Ever since the KGB crawled back into power, it got by on the Saudi effect using oil and gas revenues from nationalized companies to create the appearance of prosperity, but now no longer able to depend on the oil and gas billions, Vlad the Impaler is in big trouble.
Serious energy analysts in Europe spent many years trying to warn Gazprom exactly of these types of outcomes. But the problem now, is that the gas world has transformed so far beyond anything Russia can be begin to comprehend from shale shifts, that it will never be able to maintain its global stake
That’s before you consider the incredibly smart hedging strategy China has put in place on the buy side, judiciously signing tepid ‘memoranda of understandings’ with Russia, while sourcing actual supplies from Central Asia, Australasia, the Middle East, West Africa and even North American markets, as the latest fertilizer to grow Beijing’s hedges a little higher. China’s own unconventional production will hit 100bcm by 2020. You get the picture. Global shale developments have been rocketing ahead; Gazprom was caught sitting on its hands, watching the gas world change around them.
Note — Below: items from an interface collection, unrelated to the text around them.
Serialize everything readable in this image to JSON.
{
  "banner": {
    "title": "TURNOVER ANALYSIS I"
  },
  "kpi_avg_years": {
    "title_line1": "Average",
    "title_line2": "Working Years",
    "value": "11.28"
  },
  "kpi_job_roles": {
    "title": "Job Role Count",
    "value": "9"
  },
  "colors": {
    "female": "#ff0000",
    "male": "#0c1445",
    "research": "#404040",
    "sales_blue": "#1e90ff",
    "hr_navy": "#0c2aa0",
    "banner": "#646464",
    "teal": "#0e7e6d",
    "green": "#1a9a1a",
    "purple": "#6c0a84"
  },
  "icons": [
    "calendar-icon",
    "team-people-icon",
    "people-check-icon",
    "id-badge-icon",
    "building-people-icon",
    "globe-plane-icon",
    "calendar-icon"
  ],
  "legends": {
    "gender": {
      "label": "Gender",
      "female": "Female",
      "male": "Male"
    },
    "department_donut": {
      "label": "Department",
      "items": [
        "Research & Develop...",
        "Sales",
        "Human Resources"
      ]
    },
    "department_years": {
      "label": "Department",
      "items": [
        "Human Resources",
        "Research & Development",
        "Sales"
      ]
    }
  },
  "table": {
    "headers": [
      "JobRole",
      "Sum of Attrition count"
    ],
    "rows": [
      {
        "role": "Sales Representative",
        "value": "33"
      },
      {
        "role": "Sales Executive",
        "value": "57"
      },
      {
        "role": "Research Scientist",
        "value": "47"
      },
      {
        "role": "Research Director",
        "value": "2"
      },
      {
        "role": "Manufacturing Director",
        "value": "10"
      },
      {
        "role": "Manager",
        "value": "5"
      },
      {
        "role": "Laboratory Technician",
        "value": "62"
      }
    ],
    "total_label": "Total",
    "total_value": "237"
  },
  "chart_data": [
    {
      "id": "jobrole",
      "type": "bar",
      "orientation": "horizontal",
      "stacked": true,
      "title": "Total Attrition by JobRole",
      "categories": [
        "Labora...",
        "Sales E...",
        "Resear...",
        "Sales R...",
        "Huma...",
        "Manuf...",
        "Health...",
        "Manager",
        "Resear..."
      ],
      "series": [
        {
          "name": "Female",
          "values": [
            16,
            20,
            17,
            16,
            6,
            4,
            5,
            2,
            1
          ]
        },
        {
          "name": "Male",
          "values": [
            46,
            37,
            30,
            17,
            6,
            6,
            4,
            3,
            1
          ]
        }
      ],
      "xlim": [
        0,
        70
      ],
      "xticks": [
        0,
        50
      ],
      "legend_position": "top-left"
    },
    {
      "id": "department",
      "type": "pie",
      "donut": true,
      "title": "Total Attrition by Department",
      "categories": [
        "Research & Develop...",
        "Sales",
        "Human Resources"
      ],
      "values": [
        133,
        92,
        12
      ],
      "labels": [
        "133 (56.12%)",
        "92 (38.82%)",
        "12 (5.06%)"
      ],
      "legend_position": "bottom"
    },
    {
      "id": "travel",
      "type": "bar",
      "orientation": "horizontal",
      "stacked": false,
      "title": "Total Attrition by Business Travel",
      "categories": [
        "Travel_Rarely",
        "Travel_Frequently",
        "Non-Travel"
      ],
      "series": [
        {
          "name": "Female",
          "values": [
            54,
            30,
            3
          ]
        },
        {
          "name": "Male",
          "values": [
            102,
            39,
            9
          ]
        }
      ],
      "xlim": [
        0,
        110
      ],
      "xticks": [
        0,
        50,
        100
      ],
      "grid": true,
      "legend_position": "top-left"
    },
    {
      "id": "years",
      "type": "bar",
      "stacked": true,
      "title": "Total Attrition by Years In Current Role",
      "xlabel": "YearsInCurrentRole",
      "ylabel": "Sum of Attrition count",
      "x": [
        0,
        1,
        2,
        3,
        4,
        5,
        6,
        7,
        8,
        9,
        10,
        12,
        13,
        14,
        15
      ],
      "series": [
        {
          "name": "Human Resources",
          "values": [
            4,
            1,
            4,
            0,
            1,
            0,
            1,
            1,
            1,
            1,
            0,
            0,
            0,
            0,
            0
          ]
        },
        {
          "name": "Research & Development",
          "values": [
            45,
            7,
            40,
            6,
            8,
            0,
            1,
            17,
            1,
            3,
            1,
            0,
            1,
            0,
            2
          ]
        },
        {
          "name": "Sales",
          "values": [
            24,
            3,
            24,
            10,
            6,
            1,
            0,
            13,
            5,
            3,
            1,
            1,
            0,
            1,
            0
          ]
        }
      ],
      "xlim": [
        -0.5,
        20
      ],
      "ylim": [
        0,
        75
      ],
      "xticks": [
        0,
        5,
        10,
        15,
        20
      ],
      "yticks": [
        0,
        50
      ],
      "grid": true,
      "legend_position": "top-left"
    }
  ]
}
But Putin needs the money more than ever. The generals want to keep arming and the Russian public is angry over a regime that seems to care less about them, while its elites polish their golden knickknacks.
The Putin regime depended on Gazprom and with Gazprom shaky and too many dirty hands taking the money along the way, the austerity will be passed on to the public while the regime glorifies itself.
The easy days are over for Russia. After years of rising oil prices that poured ever more revenues into the nation’s coffers, it now faces tough decisions on spending.
A draconian budget plan, due to go before parliament on Friday, symbolizes the new era of austerity. And it raises big questions about how exactly Russia will make its books balance in the years ahead.
“The problem is that we have ourselves limited our expenditures – which is very correct,” Finance Minister Anton Siluanov said at the Reuters Russia Investment Summit this week, “in order to reduce our oil-and-gas dependence.”
“On the other hand we have to fulfill the decrees of the president … How can we do all this? Of course it wasn’t at all simple.”
It’s completely impossible. The cuts will have to come somewhere and they won’t hit the lavish public spectacles or the bribe networks. Foreigners will be squeezed more, which will drive more foreign businesses out of Russia.
“If the oil price goes down to say $60 and stays there for say a year the government has enough resources,” Guriev told the Summit. “If it stays there for two years the government will run out of cash and will not be able to borrow, because the markets will say: ‘We know you are gone.’”
Here’s the sticking point, if conservatives win in America and elsewhere, domestic drilling will go into high gear and the price of oil will drop. If the price of oil drops, Russia is wiped out.